Question 2: Do you favor a $15,500,000 bond issue to enhance educational and employment opportunities for Maine citizens and students by updating and improving existing laboratory and classroom facilities of the University of Maine System statewide?
On Nov. 5, voters will decide on a $15.5 million bond that would provide the university system with the funds needed for targeted renovations of laboratory and classroom space in need of major upgrades. We recommend a “yes” vote.
The $15.5 million in renovations would transform classroom and laboratory spaces used by students enrolled in in-demand majors that produce graduates who can transition to well-paying jobs available in Maine.
The package, for example, would cover renovations needed to modernize outdated nursing program spaces — in some cases, they weren’t even outfitted for nursing education — at the University of Maine at Augusta and the University of Maine at Fort Kent, which would receive $1.2 million each. The universities’ nursing programs are growing, and they’re responding to a demonstrated need. Registered nurses top Maine’s list of high-wage occupations expected to be in great demand over the coming decade.

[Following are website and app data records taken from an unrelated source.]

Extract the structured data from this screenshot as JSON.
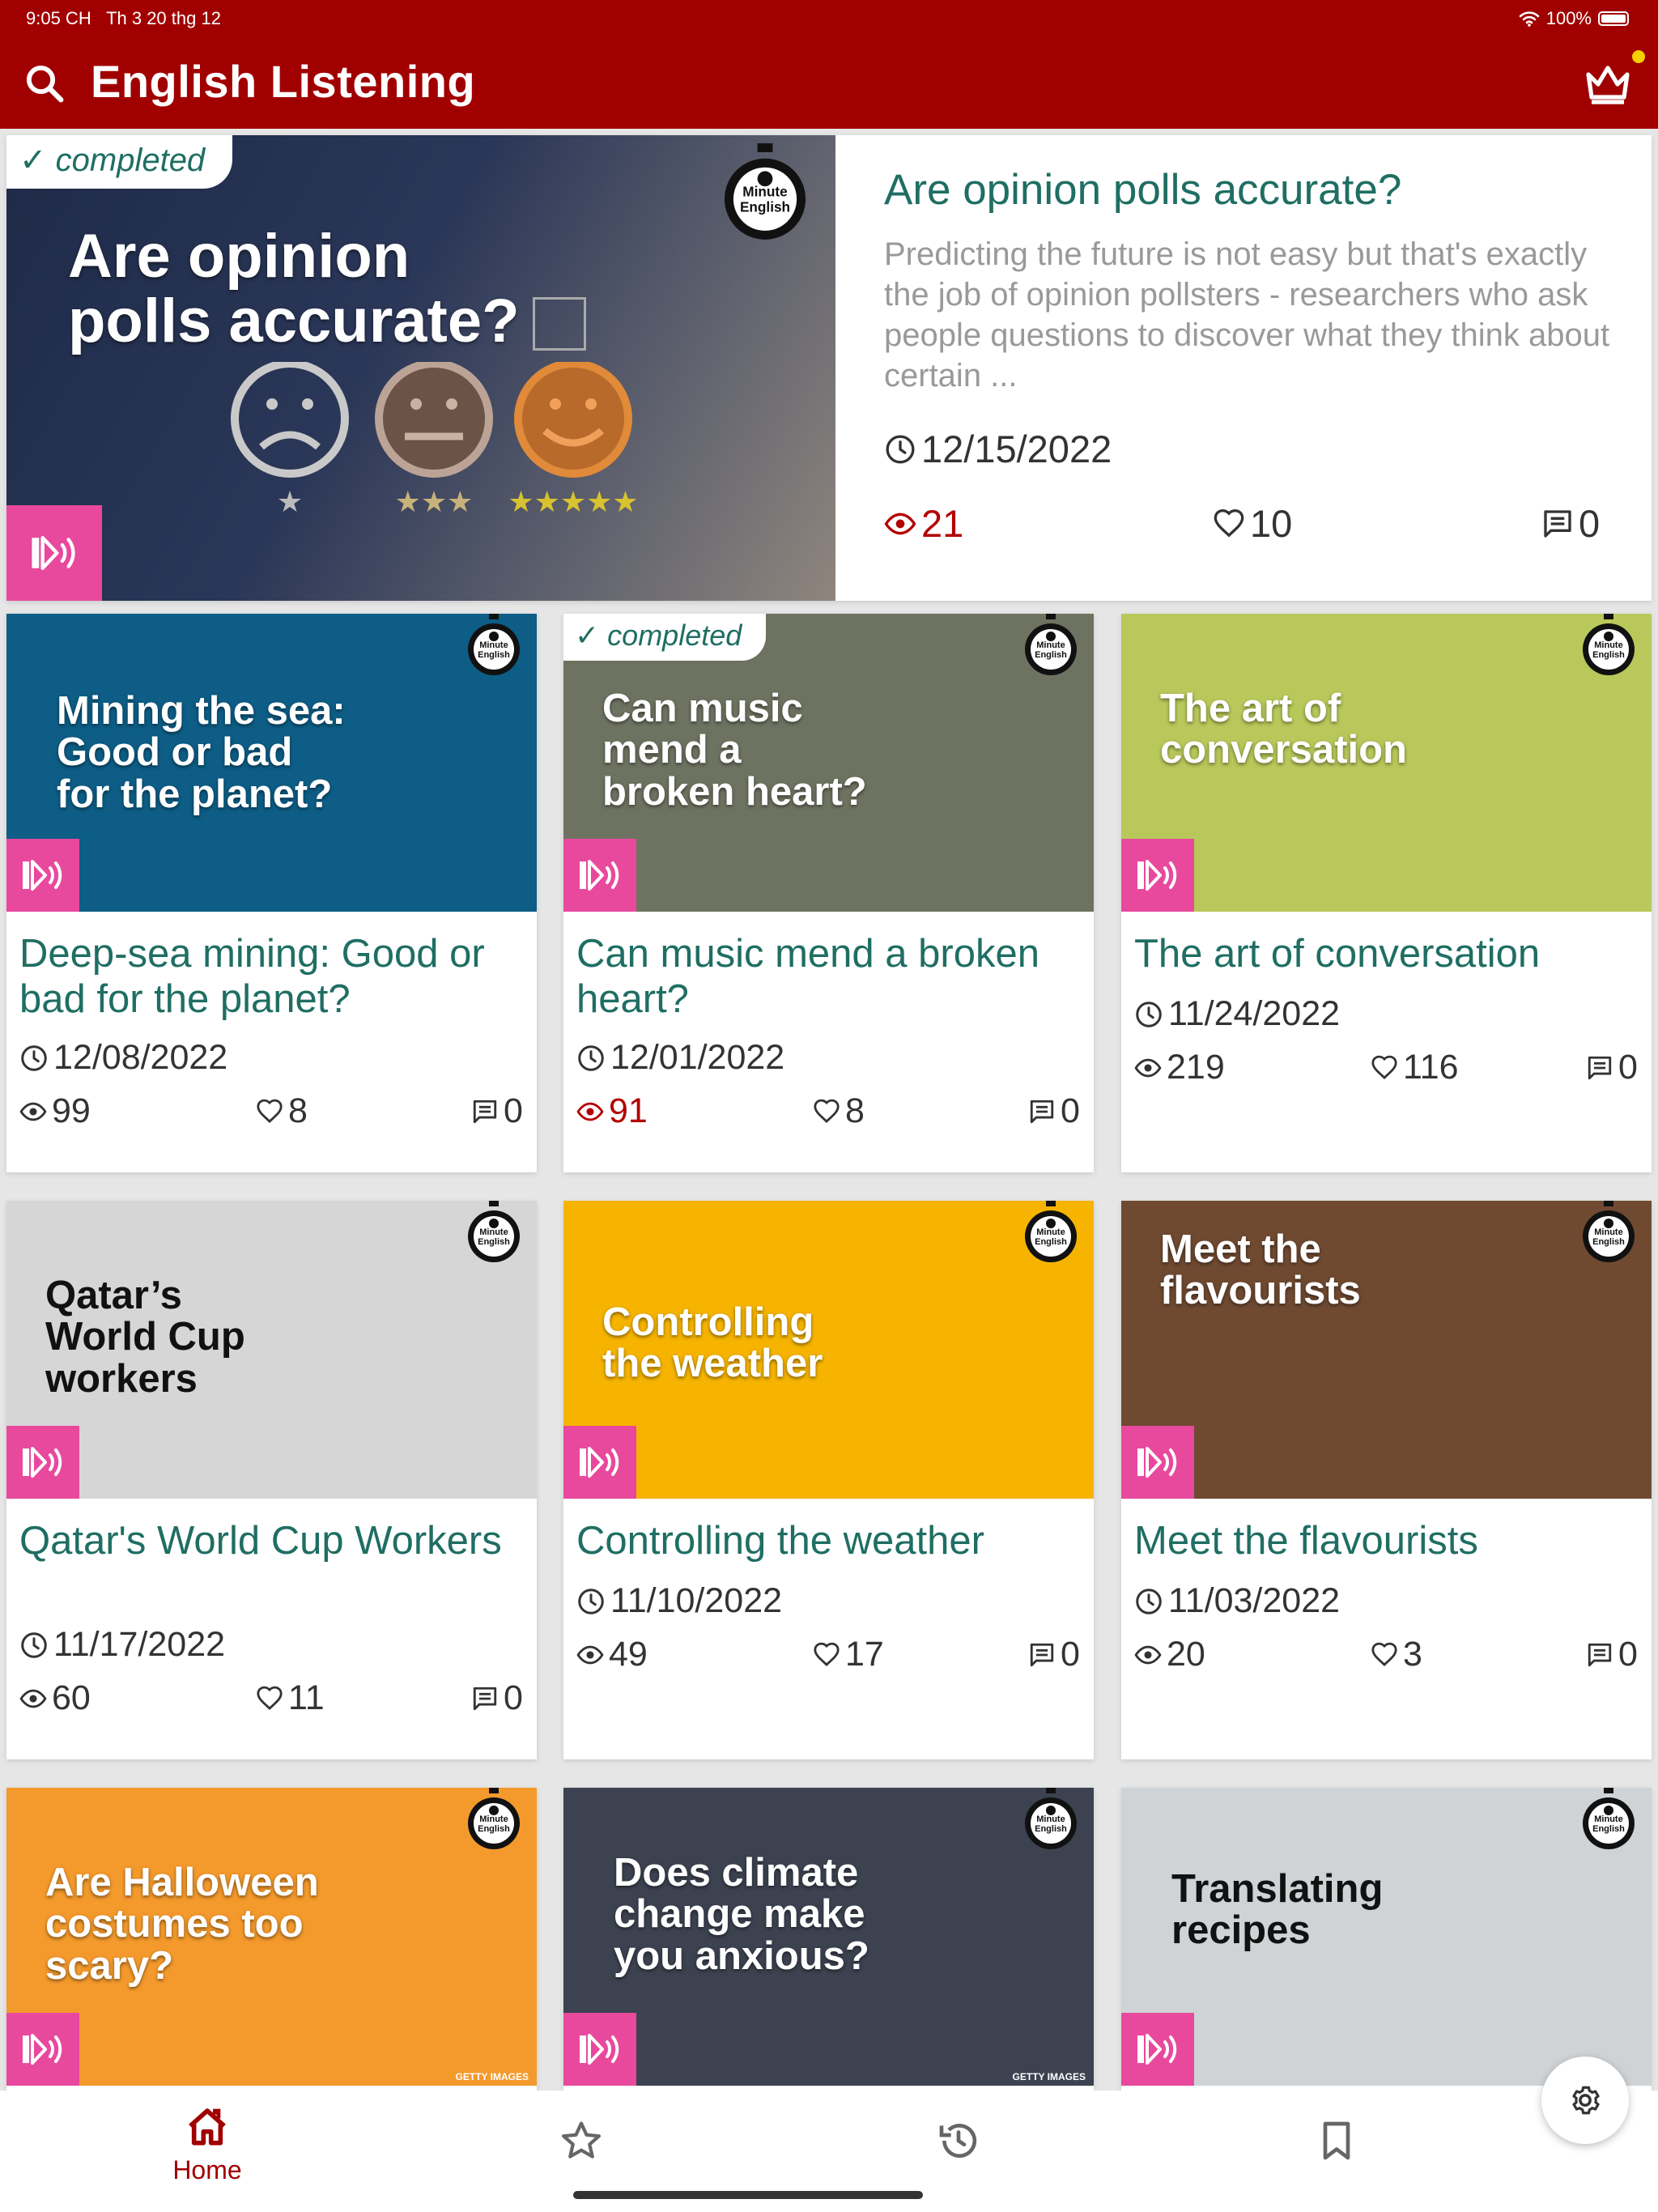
{
  "status_bar": {
    "time": "9:05 CH",
    "date": "Th 3 20 thg 12",
    "battery": "100%"
  },
  "app_bar": {
    "title": "English Listening",
    "search_icon": "search-icon",
    "premium_icon": "crown-icon"
  },
  "colors": {
    "app_bar": "#a10000",
    "title_teal": "#1f6e63",
    "audio_badge": "#e8499d",
    "views_red": "#b30000"
  },
  "featured": {
    "completed": "✓ completed",
    "thumb_caption": "Are opinion\npolls accurate?",
    "title": "Are opinion polls accurate?",
    "description": "Predicting the future is not easy but that's exactly the job of opinion pollsters - researchers who ask people questions to discover what they think about certain ...",
    "date": "12/15/2022",
    "views": "21",
    "likes": "10",
    "comments": "0"
  },
  "episodes": [
    {
      "thumb_caption": "Mining the sea:\nGood or bad\nfor the planet?",
      "title": "Deep-sea mining: Good or bad for the planet?",
      "date": "12/08/2022",
      "views": "99",
      "likes": "8",
      "comments": "0",
      "completed": "",
      "thumb_color": "#0d5d86"
    },
    {
      "thumb_caption": "Can music\nmend a\nbroken heart?",
      "title": "Can music mend a broken heart?",
      "date": "12/01/2022",
      "views": "91",
      "likes": "8",
      "comments": "0",
      "completed": "✓ completed",
      "thumb_color": "#6e7361"
    },
    {
      "thumb_caption": "The art of\nconversation",
      "title": "The art of conversation",
      "date": "11/24/2022",
      "views": "219",
      "likes": "116",
      "comments": "0",
      "completed": "",
      "thumb_color": "#b9c85a"
    },
    {
      "thumb_caption": "Qatar’s\nWorld Cup\nworkers",
      "title": "Qatar's World Cup Workers",
      "date": "11/17/2022",
      "views": "60",
      "likes": "11",
      "comments": "0",
      "completed": "",
      "thumb_color": "#d6d6d6"
    },
    {
      "thumb_caption": "Controlling\nthe weather",
      "title": "Controlling the weather",
      "date": "11/10/2022",
      "views": "49",
      "likes": "17",
      "comments": "0",
      "completed": "",
      "thumb_color": "#f6b400"
    },
    {
      "thumb_caption": "Meet the\nflavourists",
      "title": "Meet the flavourists",
      "date": "11/03/2022",
      "views": "20",
      "likes": "3",
      "comments": "0",
      "completed": "",
      "thumb_color": "#6f4a31"
    },
    {
      "thumb_caption": "Are Halloween\ncostumes too\nscary?",
      "title": "",
      "date": "",
      "views": "",
      "likes": "",
      "comments": "",
      "completed": "",
      "thumb_color": "#f49a2c",
      "credit": "GETTY IMAGES"
    },
    {
      "thumb_caption": "Does climate\nchange make\nyou anxious?",
      "title": "",
      "date": "",
      "views": "",
      "likes": "",
      "comments": "",
      "completed": "",
      "thumb_color": "#3c4250",
      "credit": "GETTY IMAGES"
    },
    {
      "thumb_caption": "Translating\nrecipes",
      "title": "",
      "date": "",
      "views": "",
      "likes": "",
      "comments": "",
      "completed": "",
      "thumb_color": "#cfd3d6"
    }
  ],
  "bottom_nav": {
    "items": [
      {
        "label": "Home",
        "icon": "home-icon",
        "active": true
      },
      {
        "label": "",
        "icon": "star-icon",
        "active": false
      },
      {
        "label": "",
        "icon": "history-icon",
        "active": false
      },
      {
        "label": "",
        "icon": "bookmark-icon",
        "active": false
      }
    ]
  },
  "fab_icon": "settings-icon"
}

The university system plans $5.5 million in renovations on the campus of the University of Maine. The university has seen an increase in the number of students pursuing degrees in the all-important STEM fields — science, technology, engineering and math — in recent years, a promising development. The renovation of 10,000 square feet of laboratory and classroom space would update those facilities and help the University of Maine better compete for students who might be lured to other popular engineering schools.

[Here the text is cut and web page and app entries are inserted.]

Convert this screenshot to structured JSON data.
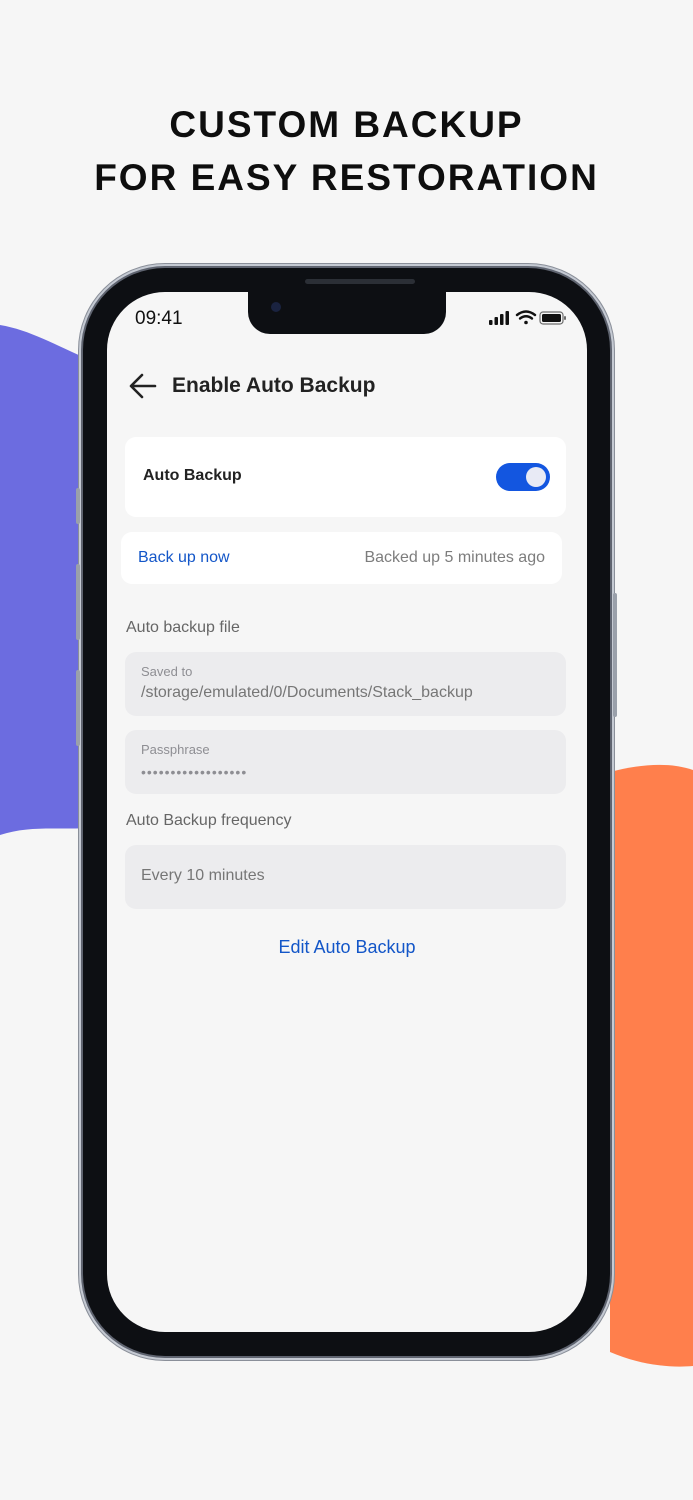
{
  "headline": {
    "line1": "CUSTOM BACKUP",
    "line2": "FOR EASY RESTORATION"
  },
  "colors": {
    "accent": "#1356e0",
    "link": "#1356c8",
    "blob_left": "#6c6ce0",
    "blob_right": "#ff7f4c"
  },
  "status_bar": {
    "time": "09:41",
    "icons": [
      "signal-icon",
      "wifi-icon",
      "battery-icon"
    ]
  },
  "app_bar": {
    "back_icon": "arrow-left-icon",
    "title": "Enable Auto Backup"
  },
  "auto_backup": {
    "label": "Auto Backup",
    "enabled": true
  },
  "backup_now": {
    "action": "Back up now",
    "status": "Backed up 5 minutes ago"
  },
  "backup_file": {
    "section_label": "Auto backup file",
    "saved_to_caption": "Saved to",
    "saved_to_value": "/storage/emulated/0/Documents/Stack_backup",
    "passphrase_caption": "Passphrase",
    "passphrase_value": "••••••••••••••••••"
  },
  "frequency": {
    "section_label": "Auto Backup frequency",
    "value": "Every 10 minutes"
  },
  "edit_action": "Edit Auto Backup"
}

The renovations planned for the university system’s other campuses are similarly targeted to programs important to Maine’s economy and to the university system’s brand — the marine sciences at the University of Maine at Machias, for example.
Of course, as the University of Maine System contemplates major facility improvements, we can’t lose sight of the transformation well underway in higher education. Place has become less important, and students can do much of their learning online. Still, there’s no substitute for high-quality lab spaces for hands-on learning that hones fundamental skills employers are seeking in their hires: strong communication and collaboration skills.
The university system’s leadership is well aware of this transformation. “We have an infrastructure that worked well for the 20th century,” said Chancellor James Page. “It’s a proper question whether we’re properly sized for the 21st century.”
With that, the university system is undertaking a strategic facilities review that can help Maine’s universities identify the facilities they need long-term and those they don’t.
In the meantime, the university system requires investment in the facilities it has that support growing fields that are key to the future of the university system and to Maine’s economy.